From the entries that follow, list every line in which the string "Joint" appears.

▬▬▬▬▬▬

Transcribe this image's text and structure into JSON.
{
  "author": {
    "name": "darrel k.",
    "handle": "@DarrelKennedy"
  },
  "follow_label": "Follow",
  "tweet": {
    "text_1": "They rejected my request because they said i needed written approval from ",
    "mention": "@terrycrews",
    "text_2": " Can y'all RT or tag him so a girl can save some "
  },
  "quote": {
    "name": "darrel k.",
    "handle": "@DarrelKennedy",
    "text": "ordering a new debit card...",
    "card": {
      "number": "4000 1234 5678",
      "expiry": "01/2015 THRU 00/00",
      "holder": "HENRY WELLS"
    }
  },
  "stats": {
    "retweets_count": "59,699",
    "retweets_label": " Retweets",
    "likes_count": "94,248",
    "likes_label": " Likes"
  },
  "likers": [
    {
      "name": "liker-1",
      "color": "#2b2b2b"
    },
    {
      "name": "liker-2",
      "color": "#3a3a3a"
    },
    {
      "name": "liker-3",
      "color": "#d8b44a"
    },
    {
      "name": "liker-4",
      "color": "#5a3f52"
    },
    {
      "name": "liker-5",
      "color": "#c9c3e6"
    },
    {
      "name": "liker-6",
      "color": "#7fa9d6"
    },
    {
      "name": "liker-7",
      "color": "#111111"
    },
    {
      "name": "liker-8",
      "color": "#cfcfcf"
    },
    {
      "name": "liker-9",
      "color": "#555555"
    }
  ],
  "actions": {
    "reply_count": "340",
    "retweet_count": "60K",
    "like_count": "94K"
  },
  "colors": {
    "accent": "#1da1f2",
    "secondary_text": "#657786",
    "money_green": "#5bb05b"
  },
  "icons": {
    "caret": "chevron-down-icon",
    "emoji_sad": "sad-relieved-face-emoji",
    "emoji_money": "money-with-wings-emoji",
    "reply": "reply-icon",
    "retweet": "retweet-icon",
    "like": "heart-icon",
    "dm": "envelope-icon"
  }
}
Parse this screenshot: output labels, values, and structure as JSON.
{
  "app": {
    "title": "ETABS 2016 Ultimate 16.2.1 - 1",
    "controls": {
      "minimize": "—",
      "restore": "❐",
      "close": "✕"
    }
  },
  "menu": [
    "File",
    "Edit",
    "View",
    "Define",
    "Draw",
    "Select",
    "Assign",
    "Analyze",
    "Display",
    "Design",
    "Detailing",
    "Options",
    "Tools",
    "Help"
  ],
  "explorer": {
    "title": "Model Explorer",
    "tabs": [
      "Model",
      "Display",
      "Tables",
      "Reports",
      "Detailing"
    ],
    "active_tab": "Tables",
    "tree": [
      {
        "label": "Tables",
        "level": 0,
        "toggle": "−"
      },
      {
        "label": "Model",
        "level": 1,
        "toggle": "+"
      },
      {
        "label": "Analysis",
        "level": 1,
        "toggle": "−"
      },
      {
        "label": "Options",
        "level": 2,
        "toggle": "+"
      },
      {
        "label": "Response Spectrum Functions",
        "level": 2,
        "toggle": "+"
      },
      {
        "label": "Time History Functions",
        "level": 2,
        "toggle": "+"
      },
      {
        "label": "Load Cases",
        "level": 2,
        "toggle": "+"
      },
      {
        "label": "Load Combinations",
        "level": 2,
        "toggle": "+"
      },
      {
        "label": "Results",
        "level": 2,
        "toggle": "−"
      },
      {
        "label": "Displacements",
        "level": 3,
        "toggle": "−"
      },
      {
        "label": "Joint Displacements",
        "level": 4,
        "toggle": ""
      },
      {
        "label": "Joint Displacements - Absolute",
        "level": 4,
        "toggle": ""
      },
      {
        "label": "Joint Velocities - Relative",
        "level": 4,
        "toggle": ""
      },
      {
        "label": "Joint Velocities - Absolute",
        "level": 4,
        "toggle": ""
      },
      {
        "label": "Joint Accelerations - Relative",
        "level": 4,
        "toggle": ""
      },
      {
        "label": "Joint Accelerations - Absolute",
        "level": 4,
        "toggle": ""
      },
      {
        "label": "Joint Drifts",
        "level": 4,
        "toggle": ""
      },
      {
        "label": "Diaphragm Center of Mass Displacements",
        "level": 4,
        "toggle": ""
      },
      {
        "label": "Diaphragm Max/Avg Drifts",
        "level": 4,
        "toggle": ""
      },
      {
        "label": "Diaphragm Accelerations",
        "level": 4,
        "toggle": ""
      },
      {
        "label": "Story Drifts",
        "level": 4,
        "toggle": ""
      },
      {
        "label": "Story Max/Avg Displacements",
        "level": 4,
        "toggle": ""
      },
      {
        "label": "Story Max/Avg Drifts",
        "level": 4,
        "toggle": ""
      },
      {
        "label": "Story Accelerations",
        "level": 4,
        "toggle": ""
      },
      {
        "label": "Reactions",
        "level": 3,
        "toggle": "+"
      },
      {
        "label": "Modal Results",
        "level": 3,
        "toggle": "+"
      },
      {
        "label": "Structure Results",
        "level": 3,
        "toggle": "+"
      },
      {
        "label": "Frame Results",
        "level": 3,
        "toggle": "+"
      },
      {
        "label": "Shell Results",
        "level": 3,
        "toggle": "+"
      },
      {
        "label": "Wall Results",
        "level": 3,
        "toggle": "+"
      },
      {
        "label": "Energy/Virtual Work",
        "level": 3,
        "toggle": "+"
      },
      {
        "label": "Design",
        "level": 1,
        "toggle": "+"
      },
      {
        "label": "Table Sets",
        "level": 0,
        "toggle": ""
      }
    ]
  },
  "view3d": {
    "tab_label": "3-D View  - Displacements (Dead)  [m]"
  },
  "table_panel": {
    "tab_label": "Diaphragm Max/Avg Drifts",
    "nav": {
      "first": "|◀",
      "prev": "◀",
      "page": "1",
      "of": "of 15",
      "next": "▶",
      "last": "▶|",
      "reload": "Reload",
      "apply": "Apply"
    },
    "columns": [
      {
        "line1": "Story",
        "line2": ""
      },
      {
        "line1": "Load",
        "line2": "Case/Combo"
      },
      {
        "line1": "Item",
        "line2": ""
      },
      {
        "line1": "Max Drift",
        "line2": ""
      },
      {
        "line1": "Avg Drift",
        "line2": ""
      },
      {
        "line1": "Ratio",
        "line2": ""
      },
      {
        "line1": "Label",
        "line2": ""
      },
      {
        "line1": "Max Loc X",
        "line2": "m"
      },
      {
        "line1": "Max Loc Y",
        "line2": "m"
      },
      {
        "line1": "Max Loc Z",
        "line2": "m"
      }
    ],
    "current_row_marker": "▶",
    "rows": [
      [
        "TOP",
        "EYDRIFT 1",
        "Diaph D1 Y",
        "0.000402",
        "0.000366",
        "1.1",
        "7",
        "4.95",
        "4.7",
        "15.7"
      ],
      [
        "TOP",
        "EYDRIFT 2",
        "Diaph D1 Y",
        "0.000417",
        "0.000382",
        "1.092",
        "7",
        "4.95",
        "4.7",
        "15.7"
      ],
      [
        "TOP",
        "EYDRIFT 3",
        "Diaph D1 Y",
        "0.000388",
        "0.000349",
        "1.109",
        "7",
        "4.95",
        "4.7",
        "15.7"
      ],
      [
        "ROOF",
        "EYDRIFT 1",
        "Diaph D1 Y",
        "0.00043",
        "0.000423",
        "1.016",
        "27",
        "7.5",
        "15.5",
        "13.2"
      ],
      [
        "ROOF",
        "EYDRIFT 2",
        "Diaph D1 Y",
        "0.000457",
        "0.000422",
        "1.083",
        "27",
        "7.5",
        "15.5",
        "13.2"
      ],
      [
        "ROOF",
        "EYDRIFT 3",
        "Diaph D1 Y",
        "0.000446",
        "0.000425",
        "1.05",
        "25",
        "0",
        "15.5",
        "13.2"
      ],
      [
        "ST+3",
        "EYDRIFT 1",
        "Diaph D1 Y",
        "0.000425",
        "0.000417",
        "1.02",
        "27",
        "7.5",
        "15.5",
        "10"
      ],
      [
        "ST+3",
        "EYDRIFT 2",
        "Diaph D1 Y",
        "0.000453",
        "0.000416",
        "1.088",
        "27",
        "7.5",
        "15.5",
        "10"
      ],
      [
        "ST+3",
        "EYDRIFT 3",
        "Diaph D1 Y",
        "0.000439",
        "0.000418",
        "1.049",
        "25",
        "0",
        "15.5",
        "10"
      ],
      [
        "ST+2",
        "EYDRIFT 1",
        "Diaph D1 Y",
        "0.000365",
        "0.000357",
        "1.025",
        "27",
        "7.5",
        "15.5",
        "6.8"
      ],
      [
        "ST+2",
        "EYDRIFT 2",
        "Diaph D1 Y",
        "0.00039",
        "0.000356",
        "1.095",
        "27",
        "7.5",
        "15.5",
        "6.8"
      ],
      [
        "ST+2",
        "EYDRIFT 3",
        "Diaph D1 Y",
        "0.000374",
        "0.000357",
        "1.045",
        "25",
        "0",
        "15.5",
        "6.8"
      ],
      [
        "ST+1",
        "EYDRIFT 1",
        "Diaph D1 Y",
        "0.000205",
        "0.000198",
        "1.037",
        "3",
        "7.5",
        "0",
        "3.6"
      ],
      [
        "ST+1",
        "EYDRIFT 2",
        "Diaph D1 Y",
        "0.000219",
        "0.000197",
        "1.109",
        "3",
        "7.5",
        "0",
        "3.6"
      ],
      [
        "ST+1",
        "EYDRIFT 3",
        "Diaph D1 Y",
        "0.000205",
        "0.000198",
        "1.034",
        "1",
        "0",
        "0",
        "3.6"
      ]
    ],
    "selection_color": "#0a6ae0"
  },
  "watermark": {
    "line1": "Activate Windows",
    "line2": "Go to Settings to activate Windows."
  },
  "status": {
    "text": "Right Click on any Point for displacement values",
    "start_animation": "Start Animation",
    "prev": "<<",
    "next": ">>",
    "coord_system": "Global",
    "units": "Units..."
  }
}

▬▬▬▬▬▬

TASK SOLUTION ::
        "label": "Joint Displacements",
        "label": "Joint Displacements - Absolute",
        "label": "Joint Velocities - Relative",
        "label": "Joint Velocities - Absolute",
        "label": "Joint Accelerations - Relative",
        "label": "Joint Accelerations - Absolute",
        "label": "Joint Drifts",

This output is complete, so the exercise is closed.